It is recommended that the flight crew determine LTDA at a point in time close enough to the destination airport to obtain the most current meteorological and runway surface conditions. Depending on the pilot workload, these assessments could be made shortly after top of descent but before commencement of the approach. 

In addition to LDTA, SAFO 19001 provides amplified discussions on pilot braking action reports (Pireps), runway condition codes (RYWCC), and the runway condition description matrix (RCAM).  

RCAM is a useful document since it provides a direct correlation between runway condition descriptions, RWYCCs, and pilot braking action reports. Often RCAM will include crosswind limitations that become more restrictive as the braking action decreases.

RWYCC are used during the LDTA assessment to locate the appropriate landing distance chart. RWYCC range from 6 (the best) to 0 (nil braking)—there typically is a landing distance chart for each value. Once the LDTA is determined, it is important to multiply that value by 1.15 to get the required 15 percent safety margin.

Pilot Controlled

According to FAA Advisory Circular 91-79A “Mitigating the Risks of Runway Overrun Upon Landing,” several factors cause landing overrun excursions.

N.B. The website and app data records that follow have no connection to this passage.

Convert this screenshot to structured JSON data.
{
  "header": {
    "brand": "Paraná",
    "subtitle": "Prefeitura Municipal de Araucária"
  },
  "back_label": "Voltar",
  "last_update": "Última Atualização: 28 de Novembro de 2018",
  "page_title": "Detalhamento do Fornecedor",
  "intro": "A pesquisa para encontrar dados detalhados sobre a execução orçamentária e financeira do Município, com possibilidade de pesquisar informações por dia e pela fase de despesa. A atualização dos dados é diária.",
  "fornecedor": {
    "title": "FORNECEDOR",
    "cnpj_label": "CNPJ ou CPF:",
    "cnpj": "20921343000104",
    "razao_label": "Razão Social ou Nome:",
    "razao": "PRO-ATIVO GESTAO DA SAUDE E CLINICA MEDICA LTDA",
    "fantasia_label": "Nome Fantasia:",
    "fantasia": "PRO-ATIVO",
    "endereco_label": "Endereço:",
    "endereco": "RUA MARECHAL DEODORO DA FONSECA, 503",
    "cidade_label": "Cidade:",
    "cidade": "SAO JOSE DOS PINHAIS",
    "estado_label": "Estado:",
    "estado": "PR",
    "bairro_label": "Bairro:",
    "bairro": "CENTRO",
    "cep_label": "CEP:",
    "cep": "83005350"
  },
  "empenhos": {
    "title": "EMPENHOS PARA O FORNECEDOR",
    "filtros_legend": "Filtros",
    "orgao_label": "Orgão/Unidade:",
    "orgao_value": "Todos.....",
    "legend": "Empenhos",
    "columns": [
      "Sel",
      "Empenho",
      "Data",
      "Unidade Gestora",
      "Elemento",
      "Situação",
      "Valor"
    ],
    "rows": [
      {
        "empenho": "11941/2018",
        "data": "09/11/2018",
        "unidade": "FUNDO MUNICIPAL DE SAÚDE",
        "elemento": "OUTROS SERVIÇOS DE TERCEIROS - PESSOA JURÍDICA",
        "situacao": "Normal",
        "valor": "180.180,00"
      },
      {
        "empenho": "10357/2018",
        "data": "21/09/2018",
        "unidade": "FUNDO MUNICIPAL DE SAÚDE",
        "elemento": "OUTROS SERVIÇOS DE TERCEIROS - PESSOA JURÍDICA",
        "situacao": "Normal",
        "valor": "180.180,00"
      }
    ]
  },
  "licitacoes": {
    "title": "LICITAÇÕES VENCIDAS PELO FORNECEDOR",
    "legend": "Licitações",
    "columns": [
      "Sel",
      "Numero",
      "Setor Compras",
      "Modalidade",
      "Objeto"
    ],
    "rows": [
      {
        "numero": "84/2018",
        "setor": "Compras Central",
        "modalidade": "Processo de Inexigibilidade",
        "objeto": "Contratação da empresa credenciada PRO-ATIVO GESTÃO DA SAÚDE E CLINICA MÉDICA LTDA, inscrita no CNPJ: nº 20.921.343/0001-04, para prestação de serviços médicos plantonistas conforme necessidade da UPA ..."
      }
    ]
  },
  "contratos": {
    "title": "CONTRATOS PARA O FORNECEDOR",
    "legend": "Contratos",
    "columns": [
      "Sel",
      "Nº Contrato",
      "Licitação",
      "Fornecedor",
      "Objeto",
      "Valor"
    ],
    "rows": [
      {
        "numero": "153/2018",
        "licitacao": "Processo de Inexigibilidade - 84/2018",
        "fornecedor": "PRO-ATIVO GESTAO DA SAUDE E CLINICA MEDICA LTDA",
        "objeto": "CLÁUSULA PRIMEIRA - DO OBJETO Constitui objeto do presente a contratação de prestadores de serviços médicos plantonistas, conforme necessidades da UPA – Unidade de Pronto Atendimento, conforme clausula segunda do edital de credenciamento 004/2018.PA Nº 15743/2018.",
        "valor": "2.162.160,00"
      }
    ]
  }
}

All of these are cumulative and are under the direct control of the pilot: 

Unstable Approach. Safe landings begin long before the touchdown. Adherence to stabilized approach criteria is a must. If the approach becomes destabilized, go around. Operators should have a “no fault go-around policy.”

Threshold crossing height (TCH). Most aircraft are certified with a TCH of 50 feet. For every 10 feet above the TCH, landing distance is increased by 200 feet.

Extended flare or long landing. Braking on the ground is far more effective than attempting to bleed off energy in the flare. Most landing distances provided by commercial products are predicated on touching down by a specific point on the runway; landing beyond this point invalidates any calculated landing distances.

High touchdown speed. A 10 percent increase in airspeed at touchdown increases the landing distance by 20 percent. A tailwind has a similar effect—for each 10 knots of tailwind, landing distance is increased by 21 percent.

Delay in deploying deceleration devices. Thrust reversers, ground spoilers, and brakes help decelerate the aircraft during the landing roll. Any delay in deploying these devices will affect landing distance. A two-second delay in deploying thrust reversers can add 200 feet to the landing distance. Less than maximum braking will generally add another 20 percent to the total.

To demonstrate the cumulative effects of each factor, Embraer in a recent “Landing Performance and Operational Best Practices” webinar used a Phenom 300 in an example. In this case, the aircraft crossed the runway threshold at 50 feet, at Vref+5, with a five-knot tailwind, and a delayed flare of three seconds. All of this added up to a 36 percent increase—an extra 1,075 feet—in landing distance.

The opinions expressed in this column are those of the author and not necessarily endorsed by AIN Media Group.